Which lines in the entries below contain the string "title"? Show each of them in full.

Element data from apps and pages
○ ○ ○ ○

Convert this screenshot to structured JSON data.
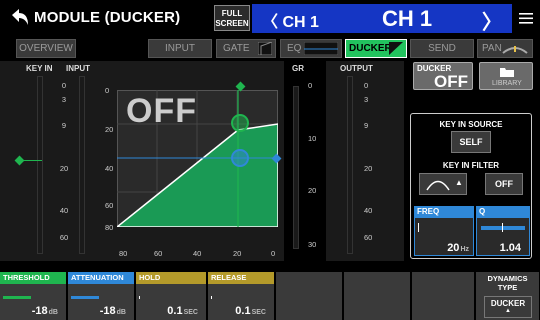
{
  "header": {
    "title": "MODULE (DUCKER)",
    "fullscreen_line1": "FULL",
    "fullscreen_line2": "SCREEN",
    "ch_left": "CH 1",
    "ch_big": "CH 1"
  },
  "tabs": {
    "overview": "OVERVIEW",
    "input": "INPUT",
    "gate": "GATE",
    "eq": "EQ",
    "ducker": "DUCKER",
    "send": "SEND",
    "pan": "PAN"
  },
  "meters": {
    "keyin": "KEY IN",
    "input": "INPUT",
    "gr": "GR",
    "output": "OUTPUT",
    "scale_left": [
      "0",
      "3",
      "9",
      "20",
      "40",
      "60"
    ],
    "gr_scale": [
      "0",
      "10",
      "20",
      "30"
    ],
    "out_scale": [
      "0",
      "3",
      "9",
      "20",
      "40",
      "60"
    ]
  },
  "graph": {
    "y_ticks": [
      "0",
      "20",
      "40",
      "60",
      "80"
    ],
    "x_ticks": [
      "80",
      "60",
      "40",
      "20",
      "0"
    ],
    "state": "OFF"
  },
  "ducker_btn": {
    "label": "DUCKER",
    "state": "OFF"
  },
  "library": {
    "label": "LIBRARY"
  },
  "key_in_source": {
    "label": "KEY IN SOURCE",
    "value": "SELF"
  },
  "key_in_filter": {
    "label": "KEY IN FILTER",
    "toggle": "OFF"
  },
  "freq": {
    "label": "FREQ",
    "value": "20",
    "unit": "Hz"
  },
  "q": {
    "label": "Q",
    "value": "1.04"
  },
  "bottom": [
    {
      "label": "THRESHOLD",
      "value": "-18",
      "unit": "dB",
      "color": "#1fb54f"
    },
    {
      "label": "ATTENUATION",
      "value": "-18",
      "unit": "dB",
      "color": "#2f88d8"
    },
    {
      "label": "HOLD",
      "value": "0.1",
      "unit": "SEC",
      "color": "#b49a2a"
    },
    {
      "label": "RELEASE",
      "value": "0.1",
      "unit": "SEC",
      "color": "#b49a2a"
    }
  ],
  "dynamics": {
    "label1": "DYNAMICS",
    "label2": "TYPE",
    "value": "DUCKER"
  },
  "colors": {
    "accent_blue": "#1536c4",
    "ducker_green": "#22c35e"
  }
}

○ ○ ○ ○

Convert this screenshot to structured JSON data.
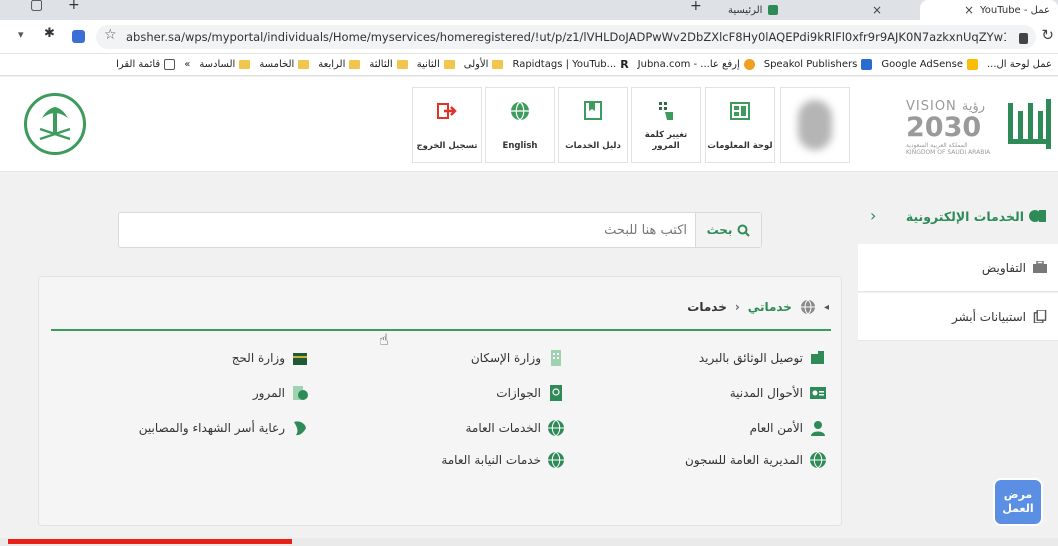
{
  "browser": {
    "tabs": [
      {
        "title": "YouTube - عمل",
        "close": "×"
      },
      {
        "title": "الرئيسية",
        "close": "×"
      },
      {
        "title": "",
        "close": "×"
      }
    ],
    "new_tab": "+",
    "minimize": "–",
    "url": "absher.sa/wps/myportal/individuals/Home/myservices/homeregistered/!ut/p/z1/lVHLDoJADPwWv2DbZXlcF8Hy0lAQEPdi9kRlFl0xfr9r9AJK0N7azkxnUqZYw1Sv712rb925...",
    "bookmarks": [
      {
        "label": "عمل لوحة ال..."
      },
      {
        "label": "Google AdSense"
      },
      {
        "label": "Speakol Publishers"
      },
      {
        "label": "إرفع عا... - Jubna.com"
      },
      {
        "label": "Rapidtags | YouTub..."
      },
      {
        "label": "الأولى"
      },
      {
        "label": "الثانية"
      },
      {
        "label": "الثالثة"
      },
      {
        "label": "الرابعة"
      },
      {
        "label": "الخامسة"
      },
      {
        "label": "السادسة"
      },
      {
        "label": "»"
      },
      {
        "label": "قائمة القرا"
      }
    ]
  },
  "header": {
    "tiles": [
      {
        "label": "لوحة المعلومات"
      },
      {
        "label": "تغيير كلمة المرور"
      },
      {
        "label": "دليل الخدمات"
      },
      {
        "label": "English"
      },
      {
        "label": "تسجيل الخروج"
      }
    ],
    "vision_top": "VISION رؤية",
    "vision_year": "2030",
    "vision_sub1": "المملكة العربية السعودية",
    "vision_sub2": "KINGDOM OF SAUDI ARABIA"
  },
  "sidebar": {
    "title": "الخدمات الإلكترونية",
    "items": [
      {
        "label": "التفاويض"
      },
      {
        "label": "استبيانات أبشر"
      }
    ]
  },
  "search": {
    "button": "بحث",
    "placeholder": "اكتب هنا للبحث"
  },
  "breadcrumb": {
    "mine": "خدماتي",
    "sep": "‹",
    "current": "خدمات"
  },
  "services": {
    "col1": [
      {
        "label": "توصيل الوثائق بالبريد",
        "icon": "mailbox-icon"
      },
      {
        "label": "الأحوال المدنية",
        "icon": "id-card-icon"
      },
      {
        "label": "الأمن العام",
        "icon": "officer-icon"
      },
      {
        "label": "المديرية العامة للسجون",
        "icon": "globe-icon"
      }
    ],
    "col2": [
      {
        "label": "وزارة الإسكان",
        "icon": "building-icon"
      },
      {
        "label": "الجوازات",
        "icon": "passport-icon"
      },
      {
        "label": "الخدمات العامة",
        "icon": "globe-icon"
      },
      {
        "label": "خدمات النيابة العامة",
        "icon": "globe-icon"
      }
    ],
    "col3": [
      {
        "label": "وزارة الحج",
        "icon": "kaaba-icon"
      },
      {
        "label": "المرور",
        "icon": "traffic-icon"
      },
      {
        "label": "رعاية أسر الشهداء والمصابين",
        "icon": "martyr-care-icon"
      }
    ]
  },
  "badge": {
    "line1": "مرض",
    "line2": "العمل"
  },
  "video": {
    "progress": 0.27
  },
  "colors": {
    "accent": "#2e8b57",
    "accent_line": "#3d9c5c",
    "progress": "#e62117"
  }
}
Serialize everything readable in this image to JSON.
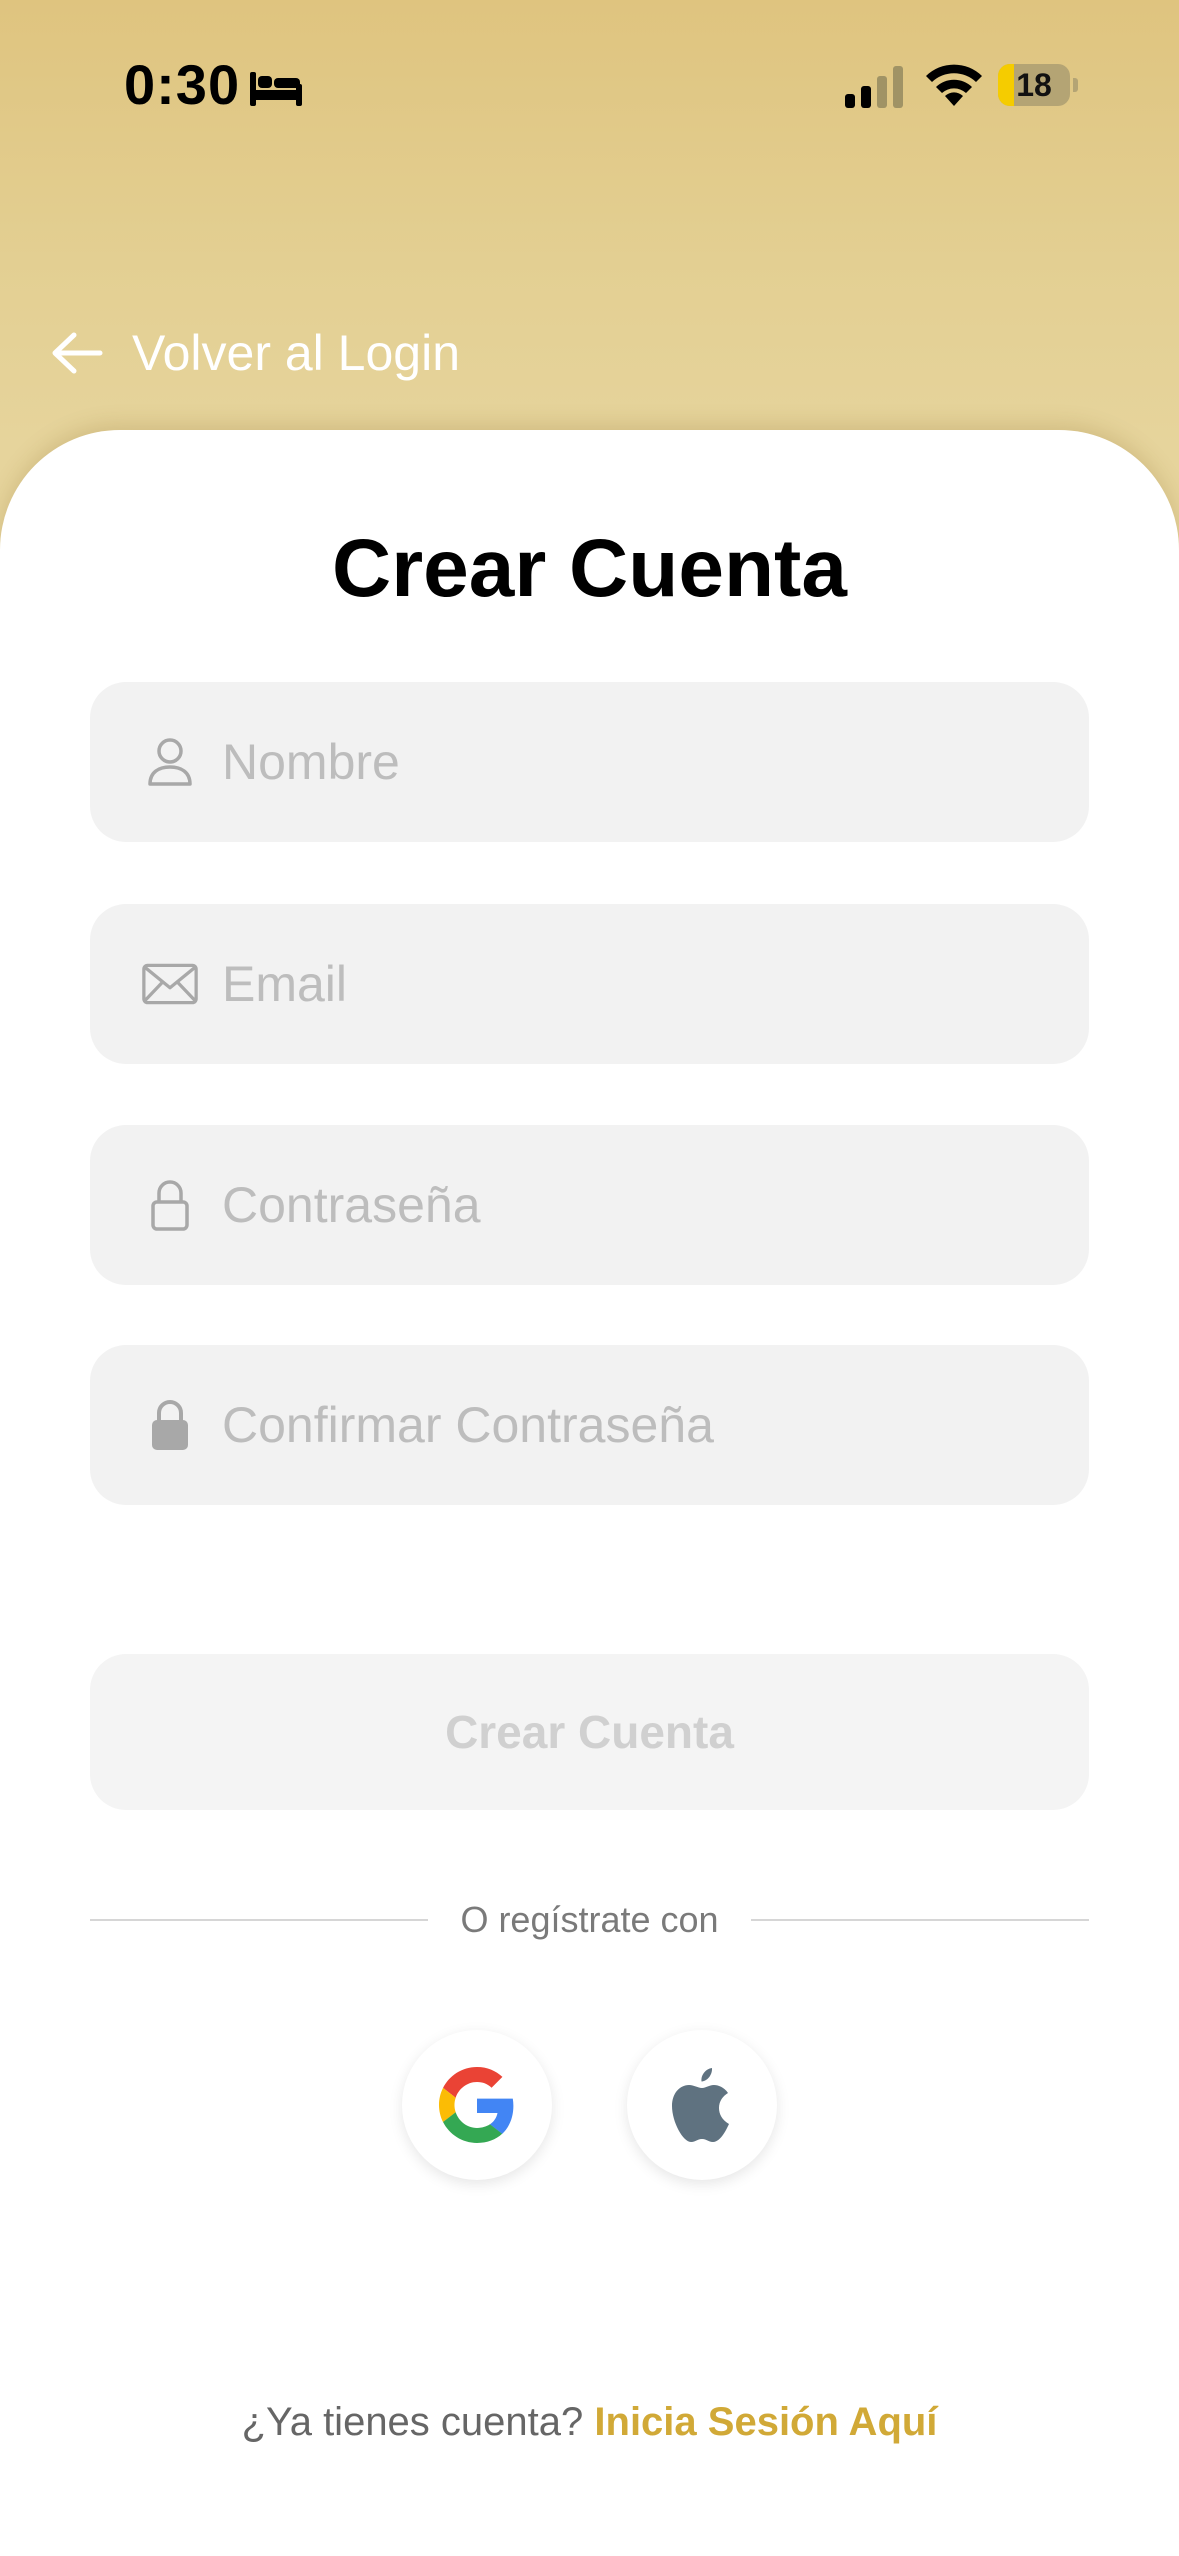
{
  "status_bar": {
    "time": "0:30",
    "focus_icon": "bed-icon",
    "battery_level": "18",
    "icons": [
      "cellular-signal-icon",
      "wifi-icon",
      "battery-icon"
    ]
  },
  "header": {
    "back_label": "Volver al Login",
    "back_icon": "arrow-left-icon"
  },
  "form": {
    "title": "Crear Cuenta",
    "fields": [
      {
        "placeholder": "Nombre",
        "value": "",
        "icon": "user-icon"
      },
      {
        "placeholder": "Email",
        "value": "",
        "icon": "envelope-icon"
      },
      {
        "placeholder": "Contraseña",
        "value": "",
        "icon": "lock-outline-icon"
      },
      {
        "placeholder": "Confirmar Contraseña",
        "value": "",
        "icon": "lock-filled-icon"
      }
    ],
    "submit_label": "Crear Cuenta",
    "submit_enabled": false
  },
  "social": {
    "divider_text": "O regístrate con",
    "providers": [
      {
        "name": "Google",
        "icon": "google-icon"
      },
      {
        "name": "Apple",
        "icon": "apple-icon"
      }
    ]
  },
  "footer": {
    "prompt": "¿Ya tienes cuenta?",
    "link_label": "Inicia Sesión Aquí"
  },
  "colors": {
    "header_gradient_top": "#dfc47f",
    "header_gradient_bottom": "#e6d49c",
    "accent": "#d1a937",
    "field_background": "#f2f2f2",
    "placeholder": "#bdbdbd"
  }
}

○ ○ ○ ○

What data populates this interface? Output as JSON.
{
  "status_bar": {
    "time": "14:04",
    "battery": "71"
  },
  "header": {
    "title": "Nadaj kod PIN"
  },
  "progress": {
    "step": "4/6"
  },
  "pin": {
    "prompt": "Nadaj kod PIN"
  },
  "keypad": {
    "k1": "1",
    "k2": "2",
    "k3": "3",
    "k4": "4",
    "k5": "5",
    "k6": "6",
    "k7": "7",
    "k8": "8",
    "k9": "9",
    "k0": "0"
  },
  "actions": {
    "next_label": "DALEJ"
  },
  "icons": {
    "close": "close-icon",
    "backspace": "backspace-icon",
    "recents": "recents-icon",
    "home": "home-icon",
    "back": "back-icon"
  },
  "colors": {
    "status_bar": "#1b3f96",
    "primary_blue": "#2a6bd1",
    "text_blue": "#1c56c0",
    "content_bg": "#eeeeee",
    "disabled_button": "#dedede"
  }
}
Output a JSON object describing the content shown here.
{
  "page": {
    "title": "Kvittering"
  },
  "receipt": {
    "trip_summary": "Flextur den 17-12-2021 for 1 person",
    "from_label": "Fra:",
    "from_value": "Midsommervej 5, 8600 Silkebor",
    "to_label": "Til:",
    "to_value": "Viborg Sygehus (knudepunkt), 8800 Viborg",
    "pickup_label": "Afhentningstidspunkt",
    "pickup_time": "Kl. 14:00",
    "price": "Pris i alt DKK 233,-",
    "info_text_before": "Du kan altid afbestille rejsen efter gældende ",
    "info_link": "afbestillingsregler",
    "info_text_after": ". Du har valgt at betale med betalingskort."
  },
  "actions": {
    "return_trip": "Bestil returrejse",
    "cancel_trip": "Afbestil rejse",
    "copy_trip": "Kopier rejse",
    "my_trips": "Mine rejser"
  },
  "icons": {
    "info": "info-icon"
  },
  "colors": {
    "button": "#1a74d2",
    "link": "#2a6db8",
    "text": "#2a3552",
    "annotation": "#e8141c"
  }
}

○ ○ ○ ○

- RESULT -
    "title": "MODULE (DUCKER)",
        "title": "YouTube - عمل",
        "title": "الرئيسية",
        "title": "",
    "title": "الخدمات الإلكترونية",
    "title": "Crear Cuenta",
    "title": "Nadaj kod PIN"
    "title": "Kvittering"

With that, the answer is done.